Boussinesq Integrated vs Discretized
Elastic Method – Compare Integrated to Discretized

Elastic Methods Nomenclature Notes

Elastic Methods Spangler Derives Integrated Method
Offset Surcharge Strip Load Comparison Spreadsheet

Another problem when using elastic methods is that all equations assume that the load is applied at the same elevation as the top of the wall. How can we handle a slope atop the wall with a load applied at the top of the slope? Well the railroad design manuals (See UPRR Shoring Manual) distribute the load down through the soil at a certain angle (they use a 2V:1H) and find a new uniform load applied at this elevation.

Elastic Methods - Slope Diagram

Elastic Methods – Slope Diagram

2 comments for “Surcharge Analysis – Elastic Methods – Strip Load

  1. March 25, 2014 at 11:07 am

    Why the Boussinesq equation does not include Ka? It seems that the result is always the same regardless the type of soil.

  2. March 26, 2014 at 7:16 am

    Good question. There are (sorta) of 2 answers here: First reason being, is that the Boussinesq equation is based on elasticity. It is the distribution of a vertical pressure through an elastic semi-infinite material. Therefore the typical soil parameters we are used to using to derive Ka (such as friction angle, backslope, etc) take on a different form. We are no longer using Coulomb or Rankine’s equations. Instead we must assume a value of poisson’s ratio. This value is really the only value that relates to the material. In most equations (i.e. the line load and strip load equations) it is assumed that the value is 0.5. The second part to this answer is to remember that Ka is really just a coefficient that relates vertical pressure to horizontal pressure and it is not a material property. Therefore if you were to solve the Boussinesq equation and divide your answer by your vertical pressure you would get somewhat of a pseudo-Ka value.
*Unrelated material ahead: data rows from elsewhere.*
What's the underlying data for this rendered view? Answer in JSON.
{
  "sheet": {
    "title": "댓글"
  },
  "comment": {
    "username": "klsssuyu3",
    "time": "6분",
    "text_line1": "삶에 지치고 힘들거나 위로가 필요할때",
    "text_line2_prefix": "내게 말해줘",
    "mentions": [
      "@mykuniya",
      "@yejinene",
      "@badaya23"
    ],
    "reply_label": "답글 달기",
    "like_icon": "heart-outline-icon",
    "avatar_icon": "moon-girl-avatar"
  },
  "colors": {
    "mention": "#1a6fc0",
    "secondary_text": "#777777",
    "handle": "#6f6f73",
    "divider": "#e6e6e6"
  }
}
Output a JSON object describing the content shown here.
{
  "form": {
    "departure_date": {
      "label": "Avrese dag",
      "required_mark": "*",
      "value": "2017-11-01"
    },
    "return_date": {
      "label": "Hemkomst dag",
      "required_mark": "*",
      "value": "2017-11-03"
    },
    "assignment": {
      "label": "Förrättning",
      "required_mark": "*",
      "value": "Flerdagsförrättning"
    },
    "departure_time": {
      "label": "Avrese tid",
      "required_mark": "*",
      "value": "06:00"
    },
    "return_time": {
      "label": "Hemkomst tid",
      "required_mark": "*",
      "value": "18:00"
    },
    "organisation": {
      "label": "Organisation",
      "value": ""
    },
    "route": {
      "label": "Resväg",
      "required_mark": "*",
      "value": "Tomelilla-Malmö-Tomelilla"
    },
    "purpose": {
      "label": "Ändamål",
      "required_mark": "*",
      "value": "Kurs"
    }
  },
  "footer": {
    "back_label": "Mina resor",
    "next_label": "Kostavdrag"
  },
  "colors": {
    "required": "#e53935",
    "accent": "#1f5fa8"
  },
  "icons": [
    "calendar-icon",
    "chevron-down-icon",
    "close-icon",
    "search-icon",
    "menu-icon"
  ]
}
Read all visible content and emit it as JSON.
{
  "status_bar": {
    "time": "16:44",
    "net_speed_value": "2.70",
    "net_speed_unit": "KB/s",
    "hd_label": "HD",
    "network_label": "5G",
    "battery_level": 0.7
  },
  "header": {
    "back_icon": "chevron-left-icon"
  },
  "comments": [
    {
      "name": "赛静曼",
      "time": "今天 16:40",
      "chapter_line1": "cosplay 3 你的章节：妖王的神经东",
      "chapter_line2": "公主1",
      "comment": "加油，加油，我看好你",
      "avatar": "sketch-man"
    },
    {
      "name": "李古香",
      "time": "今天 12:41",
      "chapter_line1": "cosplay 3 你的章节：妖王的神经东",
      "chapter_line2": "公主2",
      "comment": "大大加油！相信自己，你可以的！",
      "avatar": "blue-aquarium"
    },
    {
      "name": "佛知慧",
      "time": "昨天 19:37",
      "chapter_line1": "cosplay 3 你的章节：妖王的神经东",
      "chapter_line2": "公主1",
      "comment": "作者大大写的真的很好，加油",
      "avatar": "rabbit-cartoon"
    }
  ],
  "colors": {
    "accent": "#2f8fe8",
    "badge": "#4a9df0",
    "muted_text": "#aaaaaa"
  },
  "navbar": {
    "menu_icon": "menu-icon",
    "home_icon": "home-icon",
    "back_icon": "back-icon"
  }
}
It would not really be a Ka value to use with soil pressure but it does relate the vertical surcharge load to horizontal pressure.

Thoughts? Comments? Questions?